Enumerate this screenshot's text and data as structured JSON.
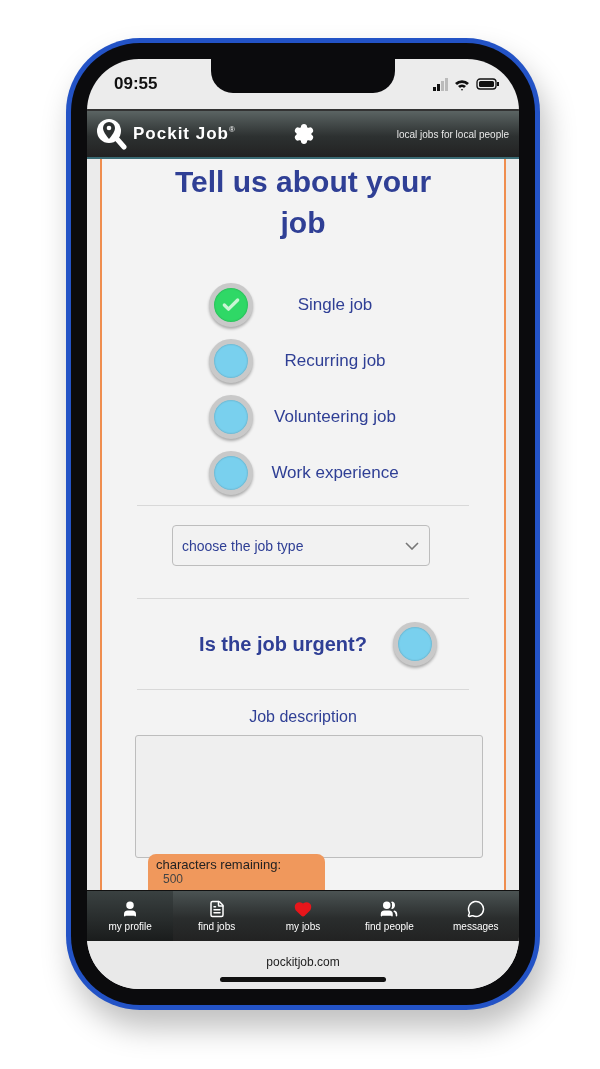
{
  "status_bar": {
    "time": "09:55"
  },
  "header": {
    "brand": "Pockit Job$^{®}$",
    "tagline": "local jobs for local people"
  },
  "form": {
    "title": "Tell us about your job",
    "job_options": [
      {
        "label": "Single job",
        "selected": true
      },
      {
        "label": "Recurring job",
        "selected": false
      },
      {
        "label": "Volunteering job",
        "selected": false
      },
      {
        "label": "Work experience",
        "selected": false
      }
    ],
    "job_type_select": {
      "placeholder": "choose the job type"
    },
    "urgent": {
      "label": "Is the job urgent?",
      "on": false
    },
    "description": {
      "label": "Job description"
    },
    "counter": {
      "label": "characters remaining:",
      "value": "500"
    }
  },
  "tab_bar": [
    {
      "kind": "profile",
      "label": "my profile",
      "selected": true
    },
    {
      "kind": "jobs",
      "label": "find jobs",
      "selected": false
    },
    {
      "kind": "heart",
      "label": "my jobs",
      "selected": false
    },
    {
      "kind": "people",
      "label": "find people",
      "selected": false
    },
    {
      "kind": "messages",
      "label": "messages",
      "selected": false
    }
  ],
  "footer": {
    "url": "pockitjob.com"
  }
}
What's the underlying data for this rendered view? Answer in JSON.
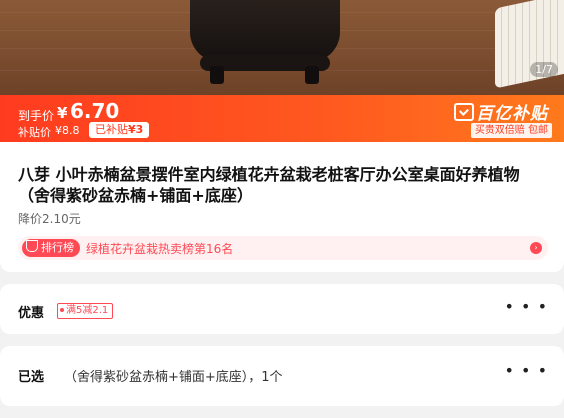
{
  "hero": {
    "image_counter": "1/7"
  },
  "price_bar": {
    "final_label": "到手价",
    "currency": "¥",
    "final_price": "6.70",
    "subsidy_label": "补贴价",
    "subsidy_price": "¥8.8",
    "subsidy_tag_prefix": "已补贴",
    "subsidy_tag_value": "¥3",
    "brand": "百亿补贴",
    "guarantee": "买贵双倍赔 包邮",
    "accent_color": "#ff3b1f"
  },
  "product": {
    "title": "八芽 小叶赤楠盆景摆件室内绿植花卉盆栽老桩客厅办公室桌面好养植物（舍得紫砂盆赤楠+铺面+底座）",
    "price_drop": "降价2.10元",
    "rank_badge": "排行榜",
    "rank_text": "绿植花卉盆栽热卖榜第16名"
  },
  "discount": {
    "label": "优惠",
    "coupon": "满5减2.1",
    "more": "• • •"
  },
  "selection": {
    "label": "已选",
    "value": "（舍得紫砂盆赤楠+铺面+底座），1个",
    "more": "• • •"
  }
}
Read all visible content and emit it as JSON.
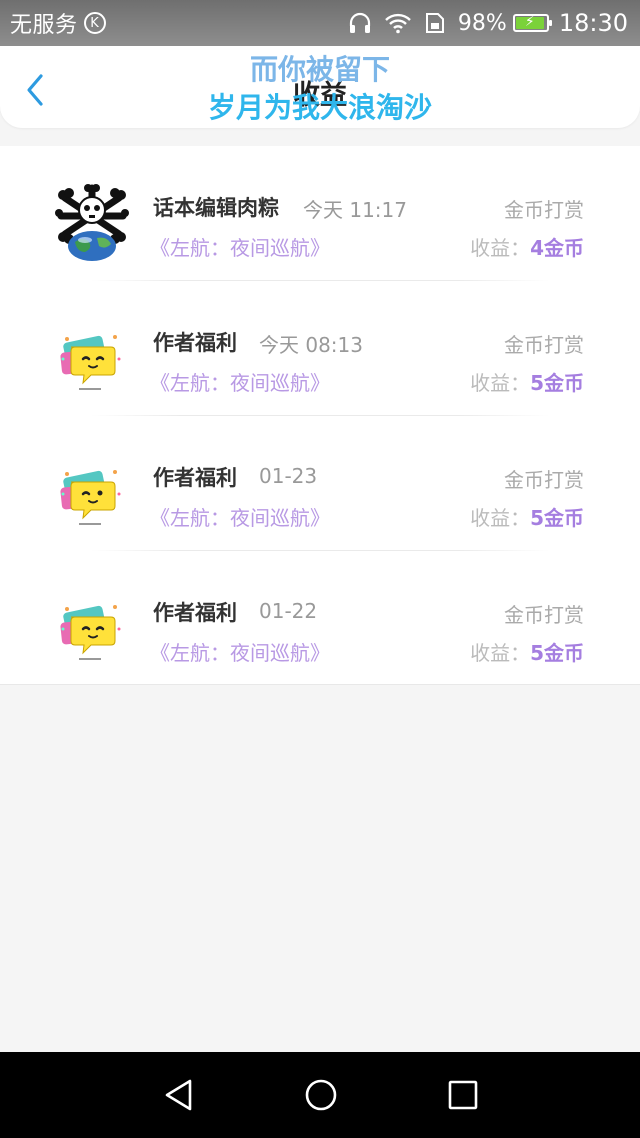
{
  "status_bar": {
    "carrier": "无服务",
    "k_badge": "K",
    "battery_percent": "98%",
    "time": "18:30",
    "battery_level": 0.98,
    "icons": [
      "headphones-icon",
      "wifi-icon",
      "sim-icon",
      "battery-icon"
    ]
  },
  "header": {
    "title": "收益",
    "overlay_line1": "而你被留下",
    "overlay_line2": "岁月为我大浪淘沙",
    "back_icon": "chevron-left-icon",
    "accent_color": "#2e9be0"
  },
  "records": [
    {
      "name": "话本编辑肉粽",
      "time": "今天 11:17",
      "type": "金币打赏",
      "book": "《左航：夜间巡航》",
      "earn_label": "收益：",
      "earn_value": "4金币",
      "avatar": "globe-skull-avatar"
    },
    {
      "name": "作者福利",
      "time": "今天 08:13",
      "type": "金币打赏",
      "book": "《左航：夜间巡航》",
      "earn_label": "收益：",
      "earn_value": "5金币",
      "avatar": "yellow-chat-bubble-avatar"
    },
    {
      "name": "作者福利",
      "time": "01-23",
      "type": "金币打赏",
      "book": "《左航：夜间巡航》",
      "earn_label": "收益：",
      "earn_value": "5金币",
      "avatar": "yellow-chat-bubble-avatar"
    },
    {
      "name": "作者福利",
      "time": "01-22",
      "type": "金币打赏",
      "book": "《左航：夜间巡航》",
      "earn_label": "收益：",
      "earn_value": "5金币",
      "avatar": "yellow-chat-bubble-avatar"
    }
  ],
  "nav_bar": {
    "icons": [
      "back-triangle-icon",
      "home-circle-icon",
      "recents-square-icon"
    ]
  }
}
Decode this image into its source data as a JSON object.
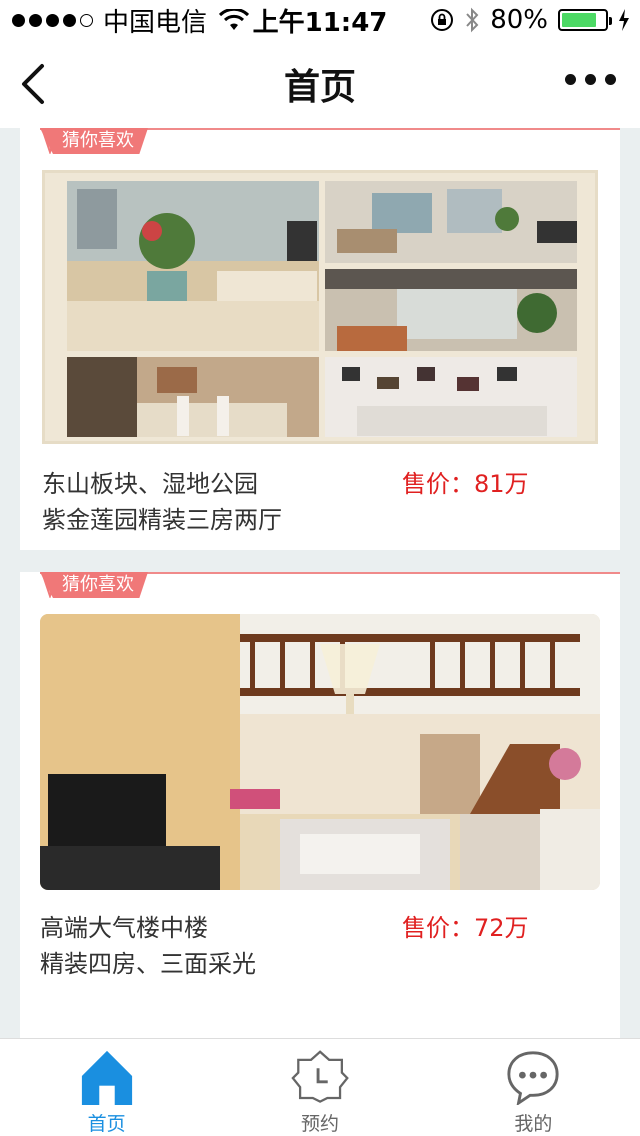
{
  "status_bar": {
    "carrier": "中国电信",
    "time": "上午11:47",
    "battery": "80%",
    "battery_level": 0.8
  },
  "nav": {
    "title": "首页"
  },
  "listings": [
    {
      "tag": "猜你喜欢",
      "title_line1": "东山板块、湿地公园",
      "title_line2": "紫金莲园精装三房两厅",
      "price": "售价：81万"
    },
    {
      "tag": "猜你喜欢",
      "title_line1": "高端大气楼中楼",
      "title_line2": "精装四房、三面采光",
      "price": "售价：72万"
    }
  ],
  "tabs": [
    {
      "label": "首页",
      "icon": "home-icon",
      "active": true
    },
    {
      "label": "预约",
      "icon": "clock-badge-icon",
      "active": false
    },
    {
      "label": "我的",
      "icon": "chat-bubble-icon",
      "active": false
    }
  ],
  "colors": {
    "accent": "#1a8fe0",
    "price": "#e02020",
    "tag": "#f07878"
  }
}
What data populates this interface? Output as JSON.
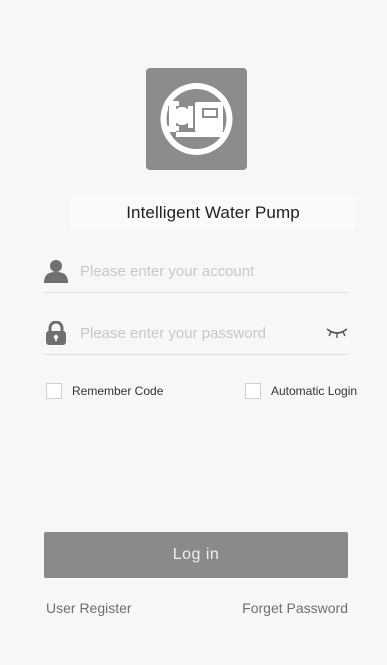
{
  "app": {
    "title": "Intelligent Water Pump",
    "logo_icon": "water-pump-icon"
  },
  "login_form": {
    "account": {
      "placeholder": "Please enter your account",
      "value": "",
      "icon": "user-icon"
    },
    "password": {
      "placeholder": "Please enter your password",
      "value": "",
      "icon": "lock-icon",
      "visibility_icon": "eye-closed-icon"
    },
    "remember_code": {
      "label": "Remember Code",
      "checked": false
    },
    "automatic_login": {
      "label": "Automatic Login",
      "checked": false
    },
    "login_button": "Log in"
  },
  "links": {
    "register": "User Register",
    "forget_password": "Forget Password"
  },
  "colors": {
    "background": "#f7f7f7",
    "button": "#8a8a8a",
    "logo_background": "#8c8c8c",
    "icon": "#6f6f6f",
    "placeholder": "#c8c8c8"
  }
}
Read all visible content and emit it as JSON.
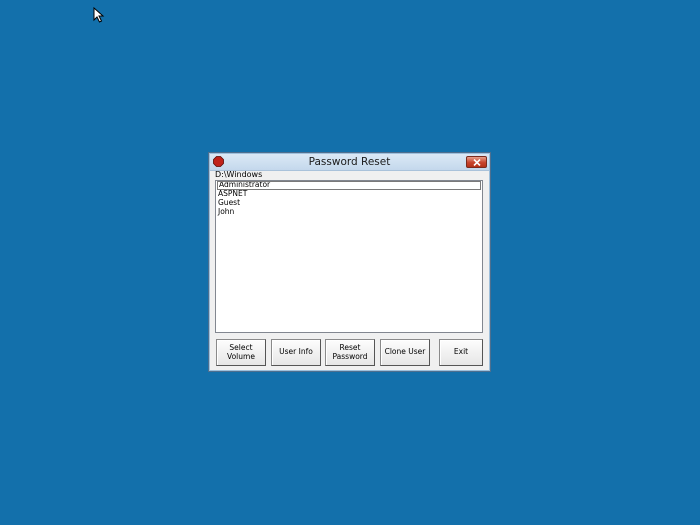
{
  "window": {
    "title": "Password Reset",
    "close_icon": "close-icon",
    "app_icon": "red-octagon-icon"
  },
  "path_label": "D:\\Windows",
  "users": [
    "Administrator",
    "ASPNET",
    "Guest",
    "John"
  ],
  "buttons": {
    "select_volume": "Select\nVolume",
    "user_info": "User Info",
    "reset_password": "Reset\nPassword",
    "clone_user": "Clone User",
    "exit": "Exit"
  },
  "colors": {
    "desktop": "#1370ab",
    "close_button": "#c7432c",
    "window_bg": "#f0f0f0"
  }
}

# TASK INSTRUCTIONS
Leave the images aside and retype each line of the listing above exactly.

# RESPONSE AREA
Enumerate this screenshot's text and data as structured JSON.
{
  "status_bar": {
    "time": "09:55"
  },
  "header": {
    "brand": "Pockit Job$^{®}$",
    "tagline": "local jobs for local people"
  },
  "form": {
    "title": "Tell us about your job",
    "job_options": [
      {
        "label": "Single job",
        "selected": true
      },
      {
        "label": "Recurring job",
        "selected": false
      },
      {
        "label": "Volunteering job",
        "selected": false
      },
      {
        "label": "Work experience",
        "selected": false
      }
    ],
    "job_type_select": {
      "placeholder": "choose the job type"
    },
    "urgent": {
      "label": "Is the job urgent?",
      "on": false
    },
    "description": {
      "label": "Job description"
    },
    "counter": {
      "label": "characters remaining:",
      "value": "500"
    }
  },
  "tab_bar": [
    {
      "kind": "profile",
      "label": "my profile",
      "selected": true
    },
    {
      "kind": "jobs",
      "label": "find jobs",
      "selected": false
    },
    {
      "kind": "heart",
      "label": "my jobs",
      "selected": false
    },
    {
      "kind": "people",
      "label": "find people",
      "selected": false
    },
    {
      "kind": "messages",
      "label": "messages",
      "selected": false
    }
  ],
  "footer": {
    "url": "pockitjob.com"
  }
}
What's the underlying data for this rendered view? Answer in JSON.
{
  "hero": {
    "image_counter": "1/7"
  },
  "price_bar": {
    "final_label": "到手价",
    "currency": "¥",
    "final_price": "6.70",
    "subsidy_label": "补贴价",
    "subsidy_price": "¥8.8",
    "subsidy_tag_prefix": "已补贴",
    "subsidy_tag_value": "¥3",
    "brand": "百亿补贴",
    "guarantee": "买贵双倍赔 包邮",
    "accent_color": "#ff3b1f"
  },
  "product": {
    "title": "八芽 小叶赤楠盆景摆件室内绿植花卉盆栽老桩客厅办公室桌面好养植物（舍得紫砂盆赤楠+铺面+底座）",
    "price_drop": "降价2.10元",
    "rank_badge": "排行榜",
    "rank_text": "绿植花卉盆栽热卖榜第16名"
  },
  "discount": {
    "label": "优惠",
    "coupon": "满5减2.1",
    "more": "• • •"
  },
  "selection": {
    "label": "已选",
    "value": "（舍得紫砂盆赤楠+铺面+底座），1个",
    "more": "• • •"
  }
}
Read all visible content and emit it as JSON.
{
  "status_bar": {
    "carrier": "无服务",
    "k_badge": "K",
    "battery_percent": "98%",
    "time": "18:30",
    "battery_level": 0.98,
    "icons": [
      "headphones-icon",
      "wifi-icon",
      "sim-icon",
      "battery-icon"
    ]
  },
  "header": {
    "title": "收益",
    "overlay_line1": "而你被留下",
    "overlay_line2": "岁月为我大浪淘沙",
    "back_icon": "chevron-left-icon",
    "accent_color": "#2e9be0"
  },
  "records": [
    {
      "name": "话本编辑肉粽",
      "time": "今天 11:17",
      "type": "金币打赏",
      "book": "《左航：夜间巡航》",
      "earn_label": "收益：",
      "earn_value": "4金币",
      "avatar": "globe-skull-avatar"
    },
    {
      "name": "作者福利",
      "time": "今天 08:13",
      "type": "金币打赏",
      "book": "《左航：夜间巡航》",
      "earn_label": "收益：",
      "earn_value": "5金币",
      "avatar": "yellow-chat-bubble-avatar"
    },
    {
      "name": "作者福利",
      "time": "01-23",
      "type": "金币打赏",
      "book": "《左航：夜间巡航》",
      "earn_label": "收益：",
      "earn_value": "5金币",
      "avatar": "yellow-chat-bubble-avatar"
    },
    {
      "name": "作者福利",
      "time": "01-22",
      "type": "金币打赏",
      "book": "《左航：夜间巡航》",
      "earn_label": "收益：",
      "earn_value": "5金币",
      "avatar": "yellow-chat-bubble-avatar"
    }
  ],
  "nav_bar": {
    "icons": [
      "back-triangle-icon",
      "home-circle-icon",
      "recents-square-icon"
    ]
  }
}
Decode this image into its source data as a JSON object.
{
  "status_bar": {
    "carrier": "中国电信",
    "time": "上午11:47",
    "battery": "80%",
    "battery_level": 0.8
  },
  "nav": {
    "title": "首页"
  },
  "listings": [
    {
      "tag": "猜你喜欢",
      "title_line1": "东山板块、湿地公园",
      "title_line2": "紫金莲园精装三房两厅",
      "price": "售价：81万"
    },
    {
      "tag": "猜你喜欢",
      "title_line1": "高端大气楼中楼",
      "title_line2": "精装四房、三面采光",
      "price": "售价：72万"
    }
  ],
  "tabs": [
    {
      "label": "首页",
      "icon": "home-icon",
      "active": true
    },
    {
      "label": "预约",
      "icon": "clock-badge-icon",
      "active": false
    },
    {
      "label": "我的",
      "icon": "chat-bubble-icon",
      "active": false
    }
  ],
  "colors": {
    "accent": "#1a8fe0",
    "price": "#e02020",
    "tag": "#f07878"
  }
}
What data populates this interface? Output as JSON.
{
  "app": {
    "title": "Intelligent Water Pump",
    "logo_icon": "water-pump-icon"
  },
  "login_form": {
    "account": {
      "placeholder": "Please enter your account",
      "value": "",
      "icon": "user-icon"
    },
    "password": {
      "placeholder": "Please enter your password",
      "value": "",
      "icon": "lock-icon",
      "visibility_icon": "eye-closed-icon"
    },
    "remember_code": {
      "label": "Remember Code",
      "checked": false
    },
    "automatic_login": {
      "label": "Automatic Login",
      "checked": false
    },
    "login_button": "Log in"
  },
  "links": {
    "register": "User Register",
    "forget_password": "Forget Password"
  },
  "colors": {
    "background": "#f7f7f7",
    "button": "#8a8a8a",
    "logo_background": "#8c8c8c",
    "icon": "#6f6f6f",
    "placeholder": "#c8c8c8"
  }
}
Read all visible content and emit it as JSON.
{
  "window": {
    "title": "Password Reset",
    "close_icon": "close-icon",
    "app_icon": "red-octagon-icon"
  },
  "path_label": "D:\\Windows",
  "users": [
    "Administrator",
    "ASPNET",
    "Guest",
    "John"
  ],
  "buttons": {
    "select_volume": "Select\nVolume",
    "user_info": "User Info",
    "reset_password": "Reset\nPassword",
    "clone_user": "Clone User",
    "exit": "Exit"
  },
  "colors": {
    "desktop": "#1370ab",
    "close_button": "#c7432c",
    "window_bg": "#f0f0f0"
  }
}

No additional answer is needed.